■ **GIVEN DATA**
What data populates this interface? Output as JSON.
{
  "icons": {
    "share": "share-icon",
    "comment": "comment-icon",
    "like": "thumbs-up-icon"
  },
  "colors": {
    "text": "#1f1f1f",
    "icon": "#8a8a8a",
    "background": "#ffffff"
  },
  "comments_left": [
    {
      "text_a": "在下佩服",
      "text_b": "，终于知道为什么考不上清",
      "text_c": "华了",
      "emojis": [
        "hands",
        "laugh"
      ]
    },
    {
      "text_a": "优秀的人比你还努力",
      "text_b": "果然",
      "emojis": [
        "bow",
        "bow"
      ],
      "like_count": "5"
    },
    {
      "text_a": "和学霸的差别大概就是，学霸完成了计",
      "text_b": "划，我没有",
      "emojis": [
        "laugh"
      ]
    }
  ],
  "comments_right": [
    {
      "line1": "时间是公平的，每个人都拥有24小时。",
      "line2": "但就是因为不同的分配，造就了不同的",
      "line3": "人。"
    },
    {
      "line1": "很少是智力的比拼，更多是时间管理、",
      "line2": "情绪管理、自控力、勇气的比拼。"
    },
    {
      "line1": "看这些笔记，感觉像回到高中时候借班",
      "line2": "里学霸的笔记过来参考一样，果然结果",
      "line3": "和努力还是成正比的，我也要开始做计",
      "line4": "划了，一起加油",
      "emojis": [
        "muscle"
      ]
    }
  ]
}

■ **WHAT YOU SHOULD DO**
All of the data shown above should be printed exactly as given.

■ **EXERCISE ANSWER**
What data populates this interface? Output as JSON.
{
  "icons": {
    "share": "share-icon",
    "comment": "comment-icon",
    "like": "thumbs-up-icon"
  },
  "colors": {
    "text": "#1f1f1f",
    "icon": "#8a8a8a",
    "background": "#ffffff"
  },
  "comments_left": [
    {
      "text_a": "在下佩服",
      "text_b": "，终于知道为什么考不上清",
      "text_c": "华了",
      "emojis": [
        "hands",
        "laugh"
      ]
    },
    {
      "text_a": "优秀的人比你还努力",
      "text_b": "果然",
      "emojis": [
        "bow",
        "bow"
      ],
      "like_count": "5"
    },
    {
      "text_a": "和学霸的差别大概就是，学霸完成了计",
      "text_b": "划，我没有",
      "emojis": [
        "laugh"
      ]
    }
  ],
  "comments_right": [
    {
      "line1": "时间是公平的，每个人都拥有24小时。",
      "line2": "但就是因为不同的分配，造就了不同的",
      "line3": "人。"
    },
    {
      "line1": "很少是智力的比拼，更多是时间管理、",
      "line2": "情绪管理、自控力、勇气的比拼。"
    },
    {
      "line1": "看这些笔记，感觉像回到高中时候借班",
      "line2": "里学霸的笔记过来参考一样，果然结果",
      "line3": "和努力还是成正比的，我也要开始做计",
      "line4": "划了，一起加油",
      "emojis": [
        "muscle"
      ]
    }
  ]
}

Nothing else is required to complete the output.